It prompts several working professionals to take these courses offered to build on their skill levels. It provides a platform for industry professionals with wide experience but who are not from the traditional teaching faculty to build courses based on their industry experience…It has even started a trend where students create teaching material for other students..
Also, companies like Coursera have been offering 30,000 courses free for about 1000 students at each college. During the initial phases, several institutions also were not really aligned to take up online teaching. These institutions have grabbed this opportunity with both hands. COVID has brought about a huge sampling for their courses which would have otherwise taken years to accomplish…
Companies like Google have also established their intentions to get aggressive in this space… This will also lead to better and more efficient products coming out in the personalised learning space… Also, several companies have launched education products which are targeted at providing learnings based on the present learning levels of the students…Like I said in my earlier example, we might have a student in 10th grade whose algebra knowledge would still be at that of 8th grade… With these personalised learning products, the learning could actually restart from the 8th-grade level.
The supporting networks in a system are what we call the Value Networks…These two stand to be disrupted.
In the case of the educational system, these would include the following
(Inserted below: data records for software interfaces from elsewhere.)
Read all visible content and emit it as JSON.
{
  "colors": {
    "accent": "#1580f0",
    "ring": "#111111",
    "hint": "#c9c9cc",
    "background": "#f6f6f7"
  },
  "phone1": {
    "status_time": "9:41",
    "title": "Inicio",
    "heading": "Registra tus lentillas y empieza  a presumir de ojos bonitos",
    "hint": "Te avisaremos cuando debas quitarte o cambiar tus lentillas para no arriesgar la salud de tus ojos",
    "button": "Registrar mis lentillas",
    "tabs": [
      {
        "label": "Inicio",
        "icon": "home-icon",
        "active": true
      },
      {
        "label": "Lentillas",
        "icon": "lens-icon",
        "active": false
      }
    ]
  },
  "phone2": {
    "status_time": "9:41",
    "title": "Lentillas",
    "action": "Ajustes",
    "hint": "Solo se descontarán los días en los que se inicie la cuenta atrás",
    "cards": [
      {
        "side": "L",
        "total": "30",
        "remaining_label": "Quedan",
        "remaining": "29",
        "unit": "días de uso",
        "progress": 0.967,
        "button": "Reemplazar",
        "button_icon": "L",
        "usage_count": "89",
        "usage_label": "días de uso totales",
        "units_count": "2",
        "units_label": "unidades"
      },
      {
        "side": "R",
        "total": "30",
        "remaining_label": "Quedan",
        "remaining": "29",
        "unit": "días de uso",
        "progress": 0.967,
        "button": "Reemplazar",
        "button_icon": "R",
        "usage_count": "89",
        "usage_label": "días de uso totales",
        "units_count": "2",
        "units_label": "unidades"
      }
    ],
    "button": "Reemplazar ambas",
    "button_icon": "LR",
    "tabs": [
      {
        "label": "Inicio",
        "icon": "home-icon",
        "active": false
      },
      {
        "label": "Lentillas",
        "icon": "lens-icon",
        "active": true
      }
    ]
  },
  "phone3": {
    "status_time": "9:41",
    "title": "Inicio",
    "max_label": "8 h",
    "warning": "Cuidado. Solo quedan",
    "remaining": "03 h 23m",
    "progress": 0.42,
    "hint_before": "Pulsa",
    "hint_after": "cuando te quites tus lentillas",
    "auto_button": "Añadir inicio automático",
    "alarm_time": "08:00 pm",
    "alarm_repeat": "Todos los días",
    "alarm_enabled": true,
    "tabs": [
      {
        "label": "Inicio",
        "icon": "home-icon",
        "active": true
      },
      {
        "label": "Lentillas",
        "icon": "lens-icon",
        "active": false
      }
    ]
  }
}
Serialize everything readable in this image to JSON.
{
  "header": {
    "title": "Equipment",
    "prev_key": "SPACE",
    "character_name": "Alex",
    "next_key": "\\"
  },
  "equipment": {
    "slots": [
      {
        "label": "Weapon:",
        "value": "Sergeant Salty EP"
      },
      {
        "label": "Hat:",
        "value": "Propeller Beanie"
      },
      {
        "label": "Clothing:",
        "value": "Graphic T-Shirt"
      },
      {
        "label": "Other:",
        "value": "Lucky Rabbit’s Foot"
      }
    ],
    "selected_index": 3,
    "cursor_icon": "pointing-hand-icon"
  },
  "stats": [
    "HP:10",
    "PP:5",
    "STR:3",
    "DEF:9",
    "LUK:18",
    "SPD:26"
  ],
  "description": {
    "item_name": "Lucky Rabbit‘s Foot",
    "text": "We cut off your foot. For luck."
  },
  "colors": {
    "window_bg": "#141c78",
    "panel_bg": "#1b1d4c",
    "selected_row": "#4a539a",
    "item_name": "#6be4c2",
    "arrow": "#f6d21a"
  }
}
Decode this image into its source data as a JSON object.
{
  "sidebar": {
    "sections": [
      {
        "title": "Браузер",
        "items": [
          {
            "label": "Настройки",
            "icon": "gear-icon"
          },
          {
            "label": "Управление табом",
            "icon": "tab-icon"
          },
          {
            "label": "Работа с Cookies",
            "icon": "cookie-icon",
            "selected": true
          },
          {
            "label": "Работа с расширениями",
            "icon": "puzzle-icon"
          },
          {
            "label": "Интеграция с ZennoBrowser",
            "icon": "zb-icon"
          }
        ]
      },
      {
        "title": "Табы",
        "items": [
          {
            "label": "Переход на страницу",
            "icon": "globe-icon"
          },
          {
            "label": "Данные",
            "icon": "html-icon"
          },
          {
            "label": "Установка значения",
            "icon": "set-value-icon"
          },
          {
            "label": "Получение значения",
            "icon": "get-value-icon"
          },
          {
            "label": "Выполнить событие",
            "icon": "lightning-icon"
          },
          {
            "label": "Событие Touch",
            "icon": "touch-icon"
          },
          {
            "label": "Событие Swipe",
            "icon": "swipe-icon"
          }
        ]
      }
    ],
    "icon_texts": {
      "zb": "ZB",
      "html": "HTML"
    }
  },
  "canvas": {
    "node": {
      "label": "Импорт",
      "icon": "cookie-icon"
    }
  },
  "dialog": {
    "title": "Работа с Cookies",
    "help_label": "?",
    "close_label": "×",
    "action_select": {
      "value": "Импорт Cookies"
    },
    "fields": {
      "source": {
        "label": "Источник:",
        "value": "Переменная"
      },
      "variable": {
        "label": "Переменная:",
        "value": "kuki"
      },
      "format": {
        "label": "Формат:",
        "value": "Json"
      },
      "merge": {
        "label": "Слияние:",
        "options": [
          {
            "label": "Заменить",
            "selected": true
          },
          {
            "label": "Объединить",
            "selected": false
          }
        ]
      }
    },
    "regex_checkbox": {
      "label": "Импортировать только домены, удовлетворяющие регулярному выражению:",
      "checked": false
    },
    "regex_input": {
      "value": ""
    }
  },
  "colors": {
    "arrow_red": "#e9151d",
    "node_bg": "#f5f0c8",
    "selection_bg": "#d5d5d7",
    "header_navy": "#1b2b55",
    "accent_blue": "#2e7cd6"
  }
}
Textbooks which will include people writing the prescribed textbooks and agencies involved in printing and the Sale and Distribution of these textbooks
National, State, and Local Boards who decide the curriculum to be followed for each course, the institutes which get approved and affiliated, the number of seats that each institute can offer for each approved course, the norms for faculty, the content delivery for each student, the testing and the teachers training.
As we move away from the present teaching and learning methods, these value networks also will undergo and change and will need to modify to suit the new normal. One of the biggest hindrances which usually prevent such dramatic changes in the huge power that these value networks wield….
To sum up, this pandemic has utterly disrupted an education system that many assert was already losing its relevance. Major world events are often an inflection point for rapid innovation – a clear example is the rise of e-commerce post-SARS. While we have yet to see whether this will apply to e-learning post-COVID-19, it is one of the few sectors where investment has not dried up.
I am reminded of the interesting study on the US and Japanese car company assembly lines done by Steven Spear…
In this study, the Americans were trying to understand what made the Toyota assembly line so much better when they had imbibed the concept of the assembly line from the Japanese.
The difference was in the implementation ..when the US car companies implemented the assembly line, a recruit would be provided training on the 10 steps of the assembly line that he would have to do on the first day, and he would be on the line from the next day..
At the Toyota line, however, if the first step that the recruit would have to do would be to put the front driver seat in its position, he would be tasked to do that activity it reached perfection before more activities were added to his work… So while the US car companies and a large pool of inspectors to recheck all the products coming off the assembly line the Toyota system with hardly any inspectors had a better quality product.at the end of the line.
So while our present learning and education system is like the initial US assembly line, we should evolve into a Toyota kind of learning system…
As we further progress on this path, educational institutions and teaching as we know today will evolve rapidly. Institutes will also face competition from unexpected sources like, say Google… as this is the nature of disruption.
Whether these institutes will adapt to the new normal or get swept away like a Kodak camera or a Nokia Mobile-only time can tell…